▶ _PROMPT_: Restate each record word for word, from the first to the last.
(RECORD SET Opens)
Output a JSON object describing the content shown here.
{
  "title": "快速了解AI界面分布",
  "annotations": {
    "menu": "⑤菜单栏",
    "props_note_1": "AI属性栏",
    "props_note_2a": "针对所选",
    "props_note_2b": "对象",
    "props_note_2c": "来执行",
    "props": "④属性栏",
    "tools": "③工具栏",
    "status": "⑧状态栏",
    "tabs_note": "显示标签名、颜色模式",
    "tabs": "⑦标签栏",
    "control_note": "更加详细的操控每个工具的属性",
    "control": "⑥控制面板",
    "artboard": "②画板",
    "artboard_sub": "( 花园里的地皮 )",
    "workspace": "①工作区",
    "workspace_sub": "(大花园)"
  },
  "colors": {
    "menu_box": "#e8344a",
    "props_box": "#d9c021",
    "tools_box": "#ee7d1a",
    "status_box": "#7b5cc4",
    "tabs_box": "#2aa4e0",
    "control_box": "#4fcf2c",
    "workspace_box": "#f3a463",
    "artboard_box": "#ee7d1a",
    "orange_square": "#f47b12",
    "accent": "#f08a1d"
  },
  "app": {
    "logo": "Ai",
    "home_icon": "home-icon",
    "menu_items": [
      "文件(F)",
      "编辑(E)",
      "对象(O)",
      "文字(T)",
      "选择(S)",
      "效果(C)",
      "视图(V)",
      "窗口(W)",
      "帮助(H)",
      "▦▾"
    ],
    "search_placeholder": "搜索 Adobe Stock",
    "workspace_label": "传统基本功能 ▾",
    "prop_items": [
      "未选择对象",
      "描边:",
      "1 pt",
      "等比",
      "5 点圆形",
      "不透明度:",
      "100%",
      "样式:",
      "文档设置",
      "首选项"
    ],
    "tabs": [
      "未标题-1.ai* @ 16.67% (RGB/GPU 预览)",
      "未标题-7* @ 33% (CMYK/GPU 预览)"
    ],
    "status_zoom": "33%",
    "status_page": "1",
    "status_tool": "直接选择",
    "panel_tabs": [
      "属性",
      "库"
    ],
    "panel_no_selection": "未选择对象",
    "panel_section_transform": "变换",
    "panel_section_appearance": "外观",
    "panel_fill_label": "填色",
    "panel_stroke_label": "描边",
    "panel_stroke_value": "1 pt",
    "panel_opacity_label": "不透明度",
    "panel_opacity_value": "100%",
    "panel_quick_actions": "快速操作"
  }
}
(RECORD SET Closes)
▶ _EXERCISE ANSWER_:
Output a JSON object describing the content shown here.
{
  "title": "快速了解AI界面分布",
  "annotations": {
    "menu": "⑤菜单栏",
    "props_note_1": "AI属性栏",
    "props_note_2a": "针对所选",
    "props_note_2b": "对象",
    "props_note_2c": "来执行",
    "props": "④属性栏",
    "tools": "③工具栏",
    "status": "⑧状态栏",
    "tabs_note": "显示标签名、颜色模式",
    "tabs": "⑦标签栏",
    "control_note": "更加详细的操控每个工具的属性",
    "control": "⑥控制面板",
    "artboard": "②画板",
    "artboard_sub": "( 花园里的地皮 )",
    "workspace": "①工作区",
    "workspace_sub": "(大花园)"
  },
  "colors": {
    "menu_box": "#e8344a",
    "props_box": "#d9c021",
    "tools_box": "#ee7d1a",
    "status_box": "#7b5cc4",
    "tabs_box": "#2aa4e0",
    "control_box": "#4fcf2c",
    "workspace_box": "#f3a463",
    "artboard_box": "#ee7d1a",
    "orange_square": "#f47b12",
    "accent": "#f08a1d"
  },
  "app": {
    "logo": "Ai",
    "home_icon": "home-icon",
    "menu_items": [
      "文件(F)",
      "编辑(E)",
      "对象(O)",
      "文字(T)",
      "选择(S)",
      "效果(C)",
      "视图(V)",
      "窗口(W)",
      "帮助(H)",
      "▦▾"
    ],
    "search_placeholder": "搜索 Adobe Stock",
    "workspace_label": "传统基本功能 ▾",
    "prop_items": [
      "未选择对象",
      "描边:",
      "1 pt",
      "等比",
      "5 点圆形",
      "不透明度:",
      "100%",
      "样式:",
      "文档设置",
      "首选项"
    ],
    "tabs": [
      "未标题-1.ai* @ 16.67% (RGB/GPU 预览)",
      "未标题-7* @ 33% (CMYK/GPU 预览)"
    ],
    "status_zoom": "33%",
    "status_page": "1",
    "status_tool": "直接选择",
    "panel_tabs": [
      "属性",
      "库"
    ],
    "panel_no_selection": "未选择对象",
    "panel_section_transform": "变换",
    "panel_section_appearance": "外观",
    "panel_fill_label": "填色",
    "panel_stroke_label": "描边",
    "panel_stroke_value": "1 pt",
    "panel_opacity_label": "不透明度",
    "panel_opacity_value": "100%",
    "panel_quick_actions": "快速操作"
  }
}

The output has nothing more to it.